TIME: Will U.S. workers' wages need to match the wages paid in Mexico and China to be competitive?

MILLER: No. The cost of living is generally higher in America and there are a lot of sectors of the economy that cannot be moved overseas. A lot of the processes going into an automobile are going to stay in America. There's a lot of assembly activity here because it is economical. And then you have all the service industries and knowledge industries and everything else that are inclined to be in America. But there will be fewer unskilled jobs that will be paid at the very high rates we've seen. Globalization is forcing us to recognize these cost problems and deal with them forthrightly. If we want to have an average standard of living in America that is higher than other countries then we need to have better educated people than other countries. The policy prescription is let's do something better in terms of education of our kids. We [also] need to look at all the social costs [imposed] on the process of production. Trying to load all of our health care burden in a very inefficient healthcare system on to the productive sectors of our society—all you do is drive that production elsewhere. So there are some things we can do to stop the exodus of American jobs through public policy.

TIME: Is the U.S. government doing everything it can?

MILLER: No. Health care is very much at the top of the list of things where we can do better as a country.

TIME: Why is nothing getting done on the governmental level?

MILLER: Most things that can be done will involve some level of shared sacrifice between business, labor and government. But each group wants someone else to bear that sacrifice. Its a difficult political job.

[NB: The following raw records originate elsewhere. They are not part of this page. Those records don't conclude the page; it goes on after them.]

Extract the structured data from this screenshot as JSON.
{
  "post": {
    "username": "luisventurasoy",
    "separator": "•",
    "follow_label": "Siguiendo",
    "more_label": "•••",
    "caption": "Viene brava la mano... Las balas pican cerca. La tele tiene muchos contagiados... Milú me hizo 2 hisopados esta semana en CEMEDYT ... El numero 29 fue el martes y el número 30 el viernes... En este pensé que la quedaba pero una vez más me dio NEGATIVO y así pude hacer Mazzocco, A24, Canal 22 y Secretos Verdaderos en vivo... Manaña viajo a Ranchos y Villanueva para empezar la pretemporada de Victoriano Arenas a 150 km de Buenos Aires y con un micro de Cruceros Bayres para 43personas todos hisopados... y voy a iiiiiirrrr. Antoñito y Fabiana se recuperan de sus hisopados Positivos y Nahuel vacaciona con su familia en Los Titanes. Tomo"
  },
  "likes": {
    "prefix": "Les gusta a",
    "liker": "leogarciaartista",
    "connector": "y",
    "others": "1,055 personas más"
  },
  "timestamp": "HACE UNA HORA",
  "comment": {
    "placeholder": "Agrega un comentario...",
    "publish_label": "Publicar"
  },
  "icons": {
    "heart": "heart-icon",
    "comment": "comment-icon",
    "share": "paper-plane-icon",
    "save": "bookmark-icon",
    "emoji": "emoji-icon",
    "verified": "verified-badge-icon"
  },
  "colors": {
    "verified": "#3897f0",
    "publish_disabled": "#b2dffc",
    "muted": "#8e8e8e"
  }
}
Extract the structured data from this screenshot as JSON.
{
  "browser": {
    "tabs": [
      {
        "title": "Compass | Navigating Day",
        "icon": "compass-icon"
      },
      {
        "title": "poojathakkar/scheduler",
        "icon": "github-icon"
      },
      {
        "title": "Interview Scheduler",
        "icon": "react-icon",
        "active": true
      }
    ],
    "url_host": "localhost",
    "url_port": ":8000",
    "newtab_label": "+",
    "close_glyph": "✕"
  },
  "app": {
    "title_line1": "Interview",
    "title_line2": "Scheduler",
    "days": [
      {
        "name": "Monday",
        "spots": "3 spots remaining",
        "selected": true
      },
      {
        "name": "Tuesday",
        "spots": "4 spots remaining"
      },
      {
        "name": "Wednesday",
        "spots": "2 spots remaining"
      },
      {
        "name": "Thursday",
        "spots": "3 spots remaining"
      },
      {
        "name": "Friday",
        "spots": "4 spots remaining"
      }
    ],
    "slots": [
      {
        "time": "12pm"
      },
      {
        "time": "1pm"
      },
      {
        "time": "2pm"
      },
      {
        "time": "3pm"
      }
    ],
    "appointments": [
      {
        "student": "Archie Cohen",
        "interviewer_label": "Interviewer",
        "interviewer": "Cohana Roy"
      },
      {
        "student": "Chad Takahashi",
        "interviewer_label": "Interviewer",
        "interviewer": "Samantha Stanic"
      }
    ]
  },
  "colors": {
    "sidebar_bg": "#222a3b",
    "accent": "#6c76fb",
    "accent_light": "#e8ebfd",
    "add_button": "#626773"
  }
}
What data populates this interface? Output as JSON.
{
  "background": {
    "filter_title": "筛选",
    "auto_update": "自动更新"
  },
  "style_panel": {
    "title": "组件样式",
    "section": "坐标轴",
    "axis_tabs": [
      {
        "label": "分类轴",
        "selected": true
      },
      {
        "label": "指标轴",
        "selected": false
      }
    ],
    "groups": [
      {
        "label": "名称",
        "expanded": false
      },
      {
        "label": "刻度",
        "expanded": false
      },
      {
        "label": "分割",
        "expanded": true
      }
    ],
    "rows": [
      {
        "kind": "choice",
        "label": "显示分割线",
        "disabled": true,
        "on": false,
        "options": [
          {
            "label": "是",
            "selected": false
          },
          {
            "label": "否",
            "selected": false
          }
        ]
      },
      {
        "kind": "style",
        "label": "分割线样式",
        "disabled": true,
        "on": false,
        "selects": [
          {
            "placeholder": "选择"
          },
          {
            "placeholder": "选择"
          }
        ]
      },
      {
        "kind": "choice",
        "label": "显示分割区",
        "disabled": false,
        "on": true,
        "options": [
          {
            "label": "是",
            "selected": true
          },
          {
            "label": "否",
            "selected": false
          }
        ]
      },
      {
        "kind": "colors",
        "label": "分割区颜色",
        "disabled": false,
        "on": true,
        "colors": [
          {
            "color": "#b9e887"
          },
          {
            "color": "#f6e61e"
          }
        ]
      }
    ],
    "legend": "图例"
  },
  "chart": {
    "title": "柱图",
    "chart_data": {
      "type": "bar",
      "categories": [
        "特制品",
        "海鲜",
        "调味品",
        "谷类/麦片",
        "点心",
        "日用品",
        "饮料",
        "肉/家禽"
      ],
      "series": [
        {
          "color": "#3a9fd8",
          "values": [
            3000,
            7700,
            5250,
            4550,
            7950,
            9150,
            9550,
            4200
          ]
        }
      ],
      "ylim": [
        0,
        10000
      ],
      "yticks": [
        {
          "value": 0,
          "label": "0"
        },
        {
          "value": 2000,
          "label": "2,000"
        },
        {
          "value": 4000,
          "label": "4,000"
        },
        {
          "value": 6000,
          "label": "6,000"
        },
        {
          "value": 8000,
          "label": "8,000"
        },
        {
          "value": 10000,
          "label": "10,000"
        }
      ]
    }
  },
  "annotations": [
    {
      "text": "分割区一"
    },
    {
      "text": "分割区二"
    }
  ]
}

I don't underestimate it. The one useful purpose perhaps that the startling event of a Delphi bankruptcy can bring is a wake-up call so we can all get to work on the things that are bothering the auto industry and in fact all of America's industrial production.

TIME: What other industries do you expect will be affected?

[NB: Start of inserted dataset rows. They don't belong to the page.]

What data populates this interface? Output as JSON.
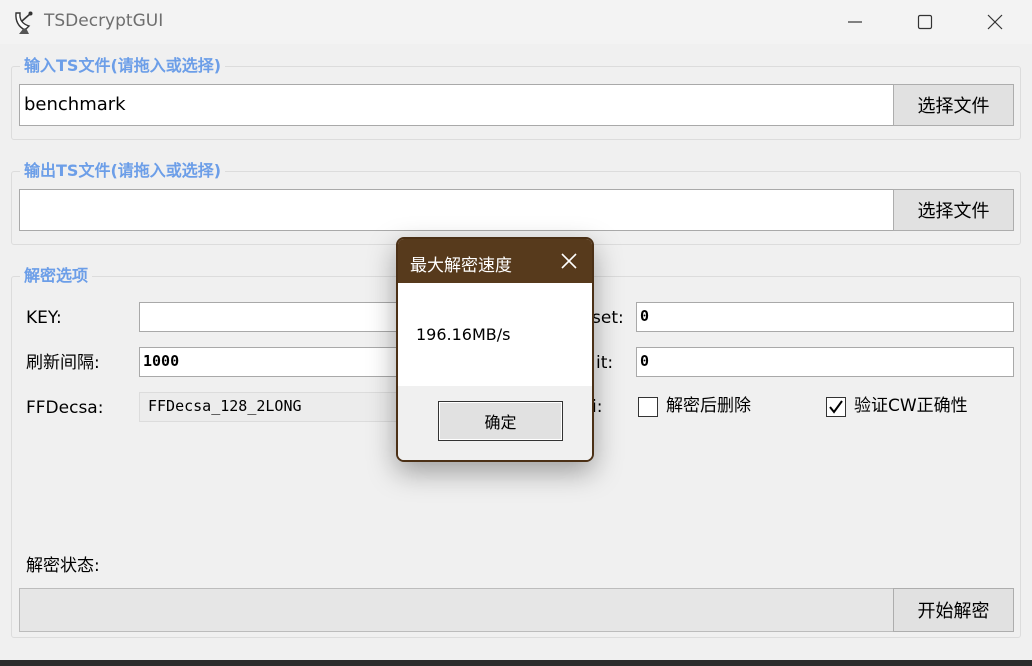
{
  "window": {
    "title": "TSDecryptGUI",
    "icon": "satellite-dish-icon"
  },
  "input_group": {
    "title": "输入TS文件(请拖入或选择)",
    "path_value": "benchmark",
    "button_label": "选择文件"
  },
  "output_group": {
    "title": "输出TS文件(请拖入或选择)",
    "path_value": "",
    "button_label": "选择文件"
  },
  "options": {
    "title": "解密选项",
    "key_label": "KEY:",
    "key_value": "",
    "refresh_label": "刷新间隔:",
    "refresh_value": "1000",
    "ffdecsa_label": "FFDecsa:",
    "ffdecsa_value": "FFDecsa_128_2LONG",
    "offset_label": "set:",
    "offset_value": "0",
    "limit_label": "it:",
    "limit_value": "0",
    "misc_label": "i:",
    "delete_after_label": "解密后删除",
    "delete_after_checked": false,
    "verify_cw_label": "验证CW正确性",
    "verify_cw_checked": true
  },
  "status": {
    "label": "解密状态:",
    "progress": 0,
    "start_button_label": "开始解密"
  },
  "dialog": {
    "title": "最大解密速度",
    "message": "196.16MB/s",
    "ok_label": "确定"
  },
  "colors": {
    "group_title": "#6c9ee8",
    "dialog_title_bg": "#573a1c",
    "window_bg": "#f0f0f0"
  }
}
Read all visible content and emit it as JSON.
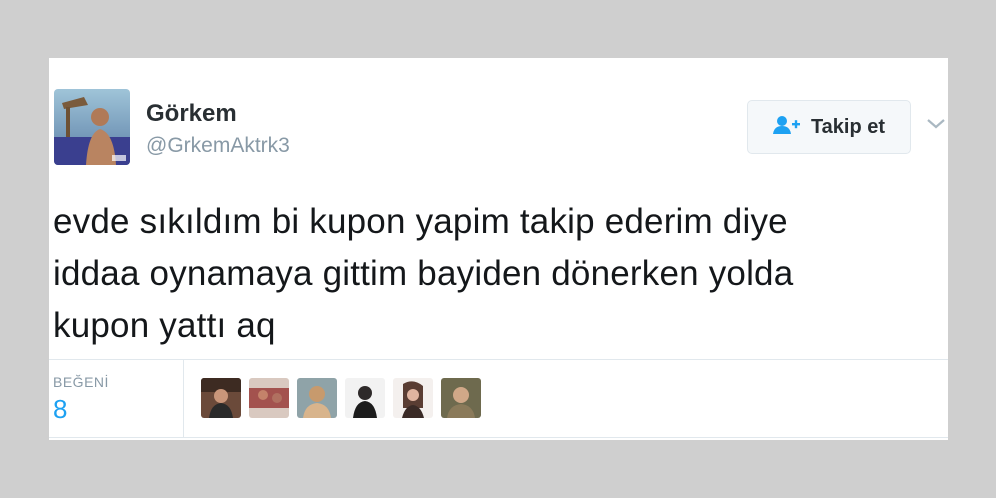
{
  "user": {
    "display_name": "Görkem",
    "handle": "@GrkemAktrk3",
    "avatar_icon": "profile-photo"
  },
  "follow_button": {
    "label": "Takip et",
    "icon": "add-user-icon",
    "accent": "#1da1f2"
  },
  "menu_icon": "chevron-down-icon",
  "tweet": {
    "lines": [
      "evde sıkıldım bi kupon yapim takip ederim diye",
      "iddaa oynamaya gittim bayiden dönerken yolda",
      "kupon yattı aq"
    ]
  },
  "stats": {
    "likes_label": "BEĞENİ",
    "likes_count": "8",
    "likers": [
      {
        "icon": "liker-avatar-1",
        "color": "#6b4a3a"
      },
      {
        "icon": "liker-avatar-2",
        "color": "#a3524e"
      },
      {
        "icon": "liker-avatar-3",
        "color": "#c79a6d"
      },
      {
        "icon": "liker-avatar-4",
        "color": "#2e2a2a"
      },
      {
        "icon": "liker-avatar-5",
        "color": "#5a3d33"
      },
      {
        "icon": "liker-avatar-6",
        "color": "#8a7a5a"
      }
    ]
  }
}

MILLER: The traditional, large employer, concentrated, capital-intensive industries and one after another they are hitting the wall.

TIME: Even with the new efficiency we may get from restructuring, isn't stiff competition from foreign automakers also hurting U.S. manufacturers? MILLER: The Japanese are not a low-cost country. They are a high-cost country. But they early on figured out that technological excellence was a way to win and efficiency in the factories was a way to win. And they have done a much better job particularly on factory efficiency than we have. Part of that goes to the cumbersome work rules that so crippled the steel industry, the airline industry and are crippling the auto industry. And that's one of the things we're going to be dealing with as we go about revising our labor contracts.

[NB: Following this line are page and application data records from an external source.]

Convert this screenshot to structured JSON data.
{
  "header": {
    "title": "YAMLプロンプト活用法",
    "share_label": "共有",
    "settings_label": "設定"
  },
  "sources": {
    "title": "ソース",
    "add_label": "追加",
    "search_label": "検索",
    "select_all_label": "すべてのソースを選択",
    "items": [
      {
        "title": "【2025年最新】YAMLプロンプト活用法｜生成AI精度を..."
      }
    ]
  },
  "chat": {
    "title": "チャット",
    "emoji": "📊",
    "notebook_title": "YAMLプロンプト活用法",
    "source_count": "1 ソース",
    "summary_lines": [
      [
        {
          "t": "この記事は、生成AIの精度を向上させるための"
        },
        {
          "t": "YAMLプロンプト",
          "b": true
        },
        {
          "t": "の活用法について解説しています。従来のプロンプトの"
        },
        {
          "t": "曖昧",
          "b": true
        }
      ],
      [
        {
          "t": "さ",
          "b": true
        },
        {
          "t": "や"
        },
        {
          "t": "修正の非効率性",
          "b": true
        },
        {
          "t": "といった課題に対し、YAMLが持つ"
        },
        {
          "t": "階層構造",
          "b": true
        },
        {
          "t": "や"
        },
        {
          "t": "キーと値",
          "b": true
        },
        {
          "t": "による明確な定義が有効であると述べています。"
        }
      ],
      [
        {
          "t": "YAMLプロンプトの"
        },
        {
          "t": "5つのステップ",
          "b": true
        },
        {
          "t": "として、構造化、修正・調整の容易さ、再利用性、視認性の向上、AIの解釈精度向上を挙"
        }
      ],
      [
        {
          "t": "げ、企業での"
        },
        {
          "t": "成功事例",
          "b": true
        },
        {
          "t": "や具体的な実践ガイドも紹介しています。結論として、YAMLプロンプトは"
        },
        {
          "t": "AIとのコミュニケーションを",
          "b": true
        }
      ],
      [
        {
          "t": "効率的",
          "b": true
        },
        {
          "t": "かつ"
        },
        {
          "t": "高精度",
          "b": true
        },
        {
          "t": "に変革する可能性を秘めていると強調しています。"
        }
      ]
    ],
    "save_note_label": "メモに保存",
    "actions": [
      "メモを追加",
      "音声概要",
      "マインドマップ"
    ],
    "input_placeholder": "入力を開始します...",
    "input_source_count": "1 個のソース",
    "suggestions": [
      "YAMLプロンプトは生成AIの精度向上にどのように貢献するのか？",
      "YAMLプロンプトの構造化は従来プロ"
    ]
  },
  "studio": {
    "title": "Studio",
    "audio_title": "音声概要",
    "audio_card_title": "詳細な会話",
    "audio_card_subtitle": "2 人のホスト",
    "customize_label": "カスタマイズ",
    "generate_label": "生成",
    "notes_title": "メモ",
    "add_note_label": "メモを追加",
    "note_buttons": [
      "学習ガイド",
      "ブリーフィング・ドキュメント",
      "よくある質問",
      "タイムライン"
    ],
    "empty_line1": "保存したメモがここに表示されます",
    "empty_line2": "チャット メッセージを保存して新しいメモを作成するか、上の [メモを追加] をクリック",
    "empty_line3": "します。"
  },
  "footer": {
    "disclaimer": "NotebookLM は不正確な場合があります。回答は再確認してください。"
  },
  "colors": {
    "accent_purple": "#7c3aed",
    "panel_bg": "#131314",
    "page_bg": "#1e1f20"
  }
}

TIME: Did excess power on the part of labor help lead to the current crisis?

MILLER: Excess is a pejorative word. But the fact is there has been collective denial of the need to become more productive. We need to clean up our own act. And cleaning up our own act means getting competitive on wages and benefits. We just need to be competitive with other American industrial companies. Our unions have contracts that are at one-half to one-third higher than the cost level at competitive supplier companies. And those people still buy cars and live in homes. What we're talking about is not breaking the unions. We're talking about getting competitive. If you work at Delphi you may have to buy a Chevrolet instead of an Escalade. I was talking to some hourly workers at Boeing and they can't buy a Boeing airplane.